Items from an interface collection.
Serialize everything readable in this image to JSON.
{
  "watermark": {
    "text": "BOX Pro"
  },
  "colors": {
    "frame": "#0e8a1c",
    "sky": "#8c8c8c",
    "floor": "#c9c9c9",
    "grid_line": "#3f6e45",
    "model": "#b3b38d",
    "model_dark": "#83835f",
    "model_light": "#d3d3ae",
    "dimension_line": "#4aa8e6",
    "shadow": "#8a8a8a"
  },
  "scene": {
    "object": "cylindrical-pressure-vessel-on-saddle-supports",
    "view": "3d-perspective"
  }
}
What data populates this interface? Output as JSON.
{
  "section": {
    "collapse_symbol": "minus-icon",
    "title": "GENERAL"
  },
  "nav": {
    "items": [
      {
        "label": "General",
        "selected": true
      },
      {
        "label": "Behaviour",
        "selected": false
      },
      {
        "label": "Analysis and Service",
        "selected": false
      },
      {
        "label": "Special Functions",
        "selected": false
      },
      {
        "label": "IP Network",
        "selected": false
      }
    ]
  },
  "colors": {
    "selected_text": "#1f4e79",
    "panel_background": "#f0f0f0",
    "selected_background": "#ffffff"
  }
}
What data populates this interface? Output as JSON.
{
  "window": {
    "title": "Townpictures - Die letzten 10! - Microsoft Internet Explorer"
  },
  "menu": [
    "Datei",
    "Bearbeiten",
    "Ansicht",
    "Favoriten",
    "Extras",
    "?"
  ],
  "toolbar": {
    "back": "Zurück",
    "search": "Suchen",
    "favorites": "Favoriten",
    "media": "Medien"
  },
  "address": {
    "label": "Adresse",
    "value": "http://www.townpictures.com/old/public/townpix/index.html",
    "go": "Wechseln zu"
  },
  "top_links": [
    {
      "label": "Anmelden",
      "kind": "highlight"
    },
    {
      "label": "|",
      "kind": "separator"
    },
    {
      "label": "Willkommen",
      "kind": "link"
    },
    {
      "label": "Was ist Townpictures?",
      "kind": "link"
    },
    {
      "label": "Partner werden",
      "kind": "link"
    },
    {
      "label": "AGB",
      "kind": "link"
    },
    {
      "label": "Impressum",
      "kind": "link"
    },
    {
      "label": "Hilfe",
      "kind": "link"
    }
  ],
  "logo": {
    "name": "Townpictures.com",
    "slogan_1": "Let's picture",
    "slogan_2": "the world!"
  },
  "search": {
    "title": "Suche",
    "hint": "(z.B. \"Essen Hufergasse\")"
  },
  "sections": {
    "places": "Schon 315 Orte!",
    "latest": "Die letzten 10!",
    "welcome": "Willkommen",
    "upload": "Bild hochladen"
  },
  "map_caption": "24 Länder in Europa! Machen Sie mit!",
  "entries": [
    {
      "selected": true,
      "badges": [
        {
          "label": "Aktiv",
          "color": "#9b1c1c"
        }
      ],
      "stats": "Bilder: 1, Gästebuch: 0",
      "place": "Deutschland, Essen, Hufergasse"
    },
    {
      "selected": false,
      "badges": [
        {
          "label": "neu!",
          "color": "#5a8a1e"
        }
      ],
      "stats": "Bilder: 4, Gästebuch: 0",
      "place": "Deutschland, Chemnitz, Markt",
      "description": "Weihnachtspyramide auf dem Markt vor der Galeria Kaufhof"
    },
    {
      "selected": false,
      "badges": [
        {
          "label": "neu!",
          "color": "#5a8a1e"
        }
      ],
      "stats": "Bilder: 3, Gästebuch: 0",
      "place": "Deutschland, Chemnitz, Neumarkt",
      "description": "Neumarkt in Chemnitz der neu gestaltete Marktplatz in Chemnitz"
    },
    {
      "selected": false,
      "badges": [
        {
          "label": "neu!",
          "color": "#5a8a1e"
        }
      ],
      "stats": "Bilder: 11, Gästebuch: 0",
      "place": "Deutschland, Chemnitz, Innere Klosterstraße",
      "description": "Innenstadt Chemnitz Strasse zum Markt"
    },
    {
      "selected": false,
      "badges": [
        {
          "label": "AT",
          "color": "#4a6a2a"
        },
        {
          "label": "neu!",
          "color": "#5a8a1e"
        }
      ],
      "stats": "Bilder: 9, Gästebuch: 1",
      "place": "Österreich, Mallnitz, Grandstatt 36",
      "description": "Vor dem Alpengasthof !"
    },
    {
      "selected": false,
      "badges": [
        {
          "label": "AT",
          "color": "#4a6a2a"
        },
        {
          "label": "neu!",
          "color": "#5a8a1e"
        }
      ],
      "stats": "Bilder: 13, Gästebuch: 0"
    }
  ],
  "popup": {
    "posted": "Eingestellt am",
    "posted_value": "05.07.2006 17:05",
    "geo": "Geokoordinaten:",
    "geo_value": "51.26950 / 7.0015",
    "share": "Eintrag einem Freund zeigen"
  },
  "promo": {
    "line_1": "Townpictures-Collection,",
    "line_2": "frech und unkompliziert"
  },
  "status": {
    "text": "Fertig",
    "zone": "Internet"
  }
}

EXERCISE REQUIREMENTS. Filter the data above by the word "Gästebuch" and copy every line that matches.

OUTPUT OF THE EXERCISE.
      "stats": "Bilder: 1, Gästebuch: 0",
      "stats": "Bilder: 4, Gästebuch: 0",
      "stats": "Bilder: 3, Gästebuch: 0",
      "stats": "Bilder: 11, Gästebuch: 0",
      "stats": "Bilder: 9, Gästebuch: 1",
      "stats": "Bilder: 13, Gästebuch: 0"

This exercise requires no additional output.